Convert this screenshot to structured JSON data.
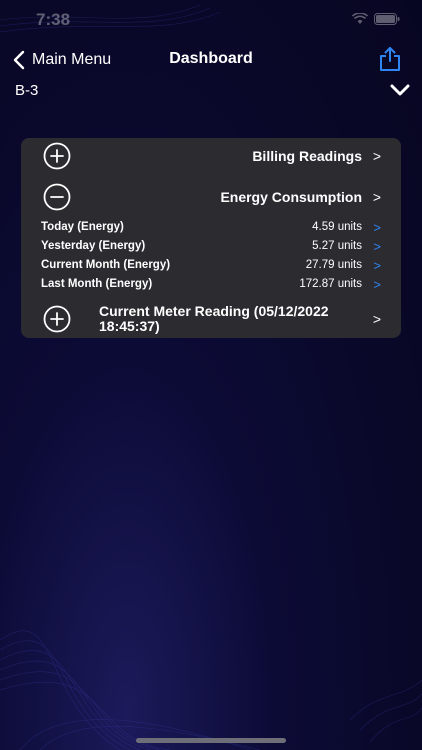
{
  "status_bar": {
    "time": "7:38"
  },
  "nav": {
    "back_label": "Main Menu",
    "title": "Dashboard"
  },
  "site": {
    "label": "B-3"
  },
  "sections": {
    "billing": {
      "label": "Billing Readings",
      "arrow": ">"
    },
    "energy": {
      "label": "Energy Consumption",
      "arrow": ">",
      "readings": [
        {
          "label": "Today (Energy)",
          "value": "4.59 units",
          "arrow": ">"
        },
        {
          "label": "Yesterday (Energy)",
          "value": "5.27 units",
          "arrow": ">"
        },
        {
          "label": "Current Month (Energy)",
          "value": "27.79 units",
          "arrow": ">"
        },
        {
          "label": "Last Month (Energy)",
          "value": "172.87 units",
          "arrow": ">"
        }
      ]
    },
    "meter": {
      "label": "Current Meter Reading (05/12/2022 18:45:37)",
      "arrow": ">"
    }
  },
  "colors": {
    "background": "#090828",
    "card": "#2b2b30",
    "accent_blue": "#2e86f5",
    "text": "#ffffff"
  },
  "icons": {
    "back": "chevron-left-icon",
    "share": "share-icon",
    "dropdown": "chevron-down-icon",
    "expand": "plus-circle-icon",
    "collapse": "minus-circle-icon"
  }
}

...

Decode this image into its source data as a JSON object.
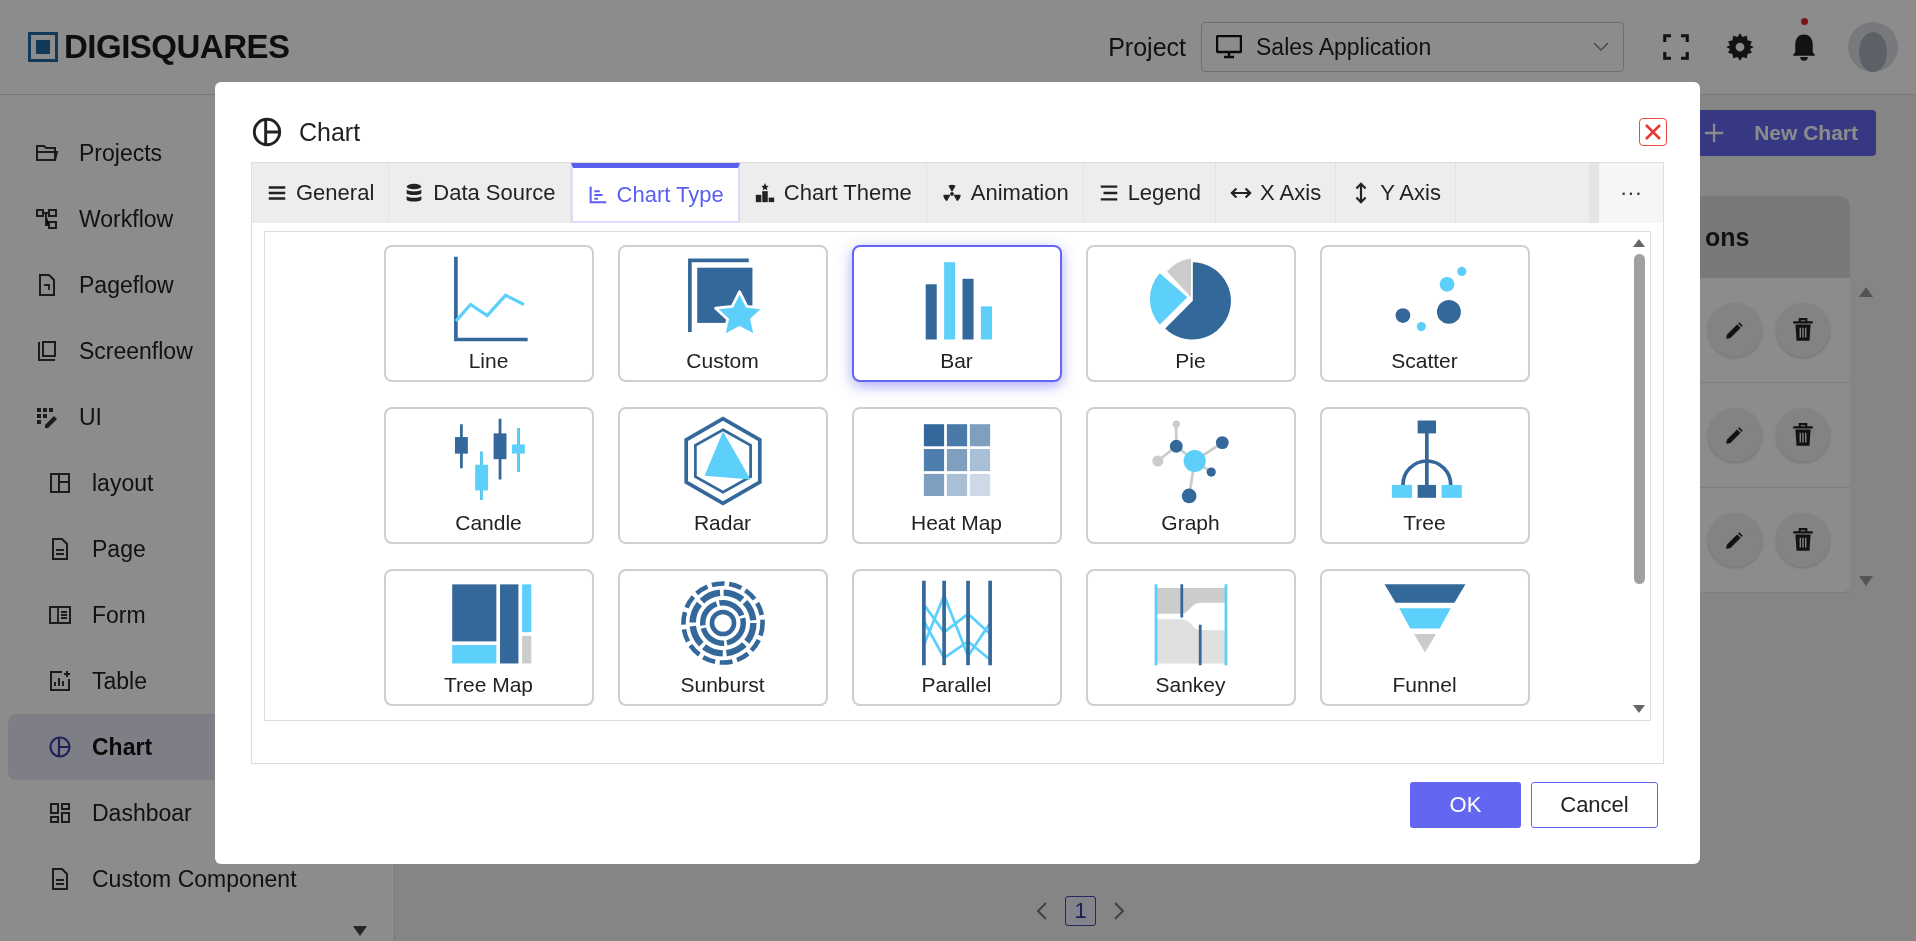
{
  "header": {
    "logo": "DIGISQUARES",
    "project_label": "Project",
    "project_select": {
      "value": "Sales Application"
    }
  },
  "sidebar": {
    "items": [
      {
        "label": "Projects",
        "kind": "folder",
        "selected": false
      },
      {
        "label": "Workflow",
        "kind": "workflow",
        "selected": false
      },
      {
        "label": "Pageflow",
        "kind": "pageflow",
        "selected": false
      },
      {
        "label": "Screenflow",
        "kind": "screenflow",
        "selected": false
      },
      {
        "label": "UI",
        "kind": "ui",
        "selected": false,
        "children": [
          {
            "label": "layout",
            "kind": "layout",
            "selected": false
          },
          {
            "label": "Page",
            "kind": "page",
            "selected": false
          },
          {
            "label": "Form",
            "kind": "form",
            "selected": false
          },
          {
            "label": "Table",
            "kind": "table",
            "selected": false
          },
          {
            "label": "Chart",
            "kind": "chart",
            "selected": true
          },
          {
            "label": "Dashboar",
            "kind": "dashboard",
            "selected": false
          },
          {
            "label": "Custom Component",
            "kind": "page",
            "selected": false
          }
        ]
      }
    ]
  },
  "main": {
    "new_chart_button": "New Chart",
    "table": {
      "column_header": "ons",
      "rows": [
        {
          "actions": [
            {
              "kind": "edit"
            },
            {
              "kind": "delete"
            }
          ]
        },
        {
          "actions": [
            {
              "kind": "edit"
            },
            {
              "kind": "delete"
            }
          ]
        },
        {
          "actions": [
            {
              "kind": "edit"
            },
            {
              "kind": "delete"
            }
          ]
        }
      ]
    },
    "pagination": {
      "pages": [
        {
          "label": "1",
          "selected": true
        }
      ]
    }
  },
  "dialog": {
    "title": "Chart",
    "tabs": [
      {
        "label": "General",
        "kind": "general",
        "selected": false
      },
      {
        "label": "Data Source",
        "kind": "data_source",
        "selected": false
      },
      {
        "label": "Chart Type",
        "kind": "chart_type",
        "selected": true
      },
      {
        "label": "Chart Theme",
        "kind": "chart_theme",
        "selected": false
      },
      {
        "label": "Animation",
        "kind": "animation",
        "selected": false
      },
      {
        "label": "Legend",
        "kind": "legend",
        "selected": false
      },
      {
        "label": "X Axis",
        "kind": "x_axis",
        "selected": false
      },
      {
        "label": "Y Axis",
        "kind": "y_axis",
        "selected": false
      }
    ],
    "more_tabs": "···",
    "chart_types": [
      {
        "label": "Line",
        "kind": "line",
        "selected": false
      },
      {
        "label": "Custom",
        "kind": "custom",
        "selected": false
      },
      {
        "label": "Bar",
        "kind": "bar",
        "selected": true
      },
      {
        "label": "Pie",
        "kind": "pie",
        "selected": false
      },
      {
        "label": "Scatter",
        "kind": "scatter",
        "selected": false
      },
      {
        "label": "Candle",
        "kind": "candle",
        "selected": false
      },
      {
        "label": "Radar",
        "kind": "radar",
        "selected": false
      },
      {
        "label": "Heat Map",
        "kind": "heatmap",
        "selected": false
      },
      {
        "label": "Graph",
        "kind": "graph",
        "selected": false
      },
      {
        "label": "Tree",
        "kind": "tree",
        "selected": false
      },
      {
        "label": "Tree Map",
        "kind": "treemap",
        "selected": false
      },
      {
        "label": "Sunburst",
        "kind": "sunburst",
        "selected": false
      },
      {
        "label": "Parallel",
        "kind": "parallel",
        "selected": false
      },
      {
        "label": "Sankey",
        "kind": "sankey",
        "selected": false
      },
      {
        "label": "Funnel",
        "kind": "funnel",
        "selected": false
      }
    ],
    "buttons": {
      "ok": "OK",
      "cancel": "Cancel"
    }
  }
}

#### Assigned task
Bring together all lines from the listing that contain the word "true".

#### Solved problem
            "selected": true
          "selected": true
        "selected": true
        "selected": true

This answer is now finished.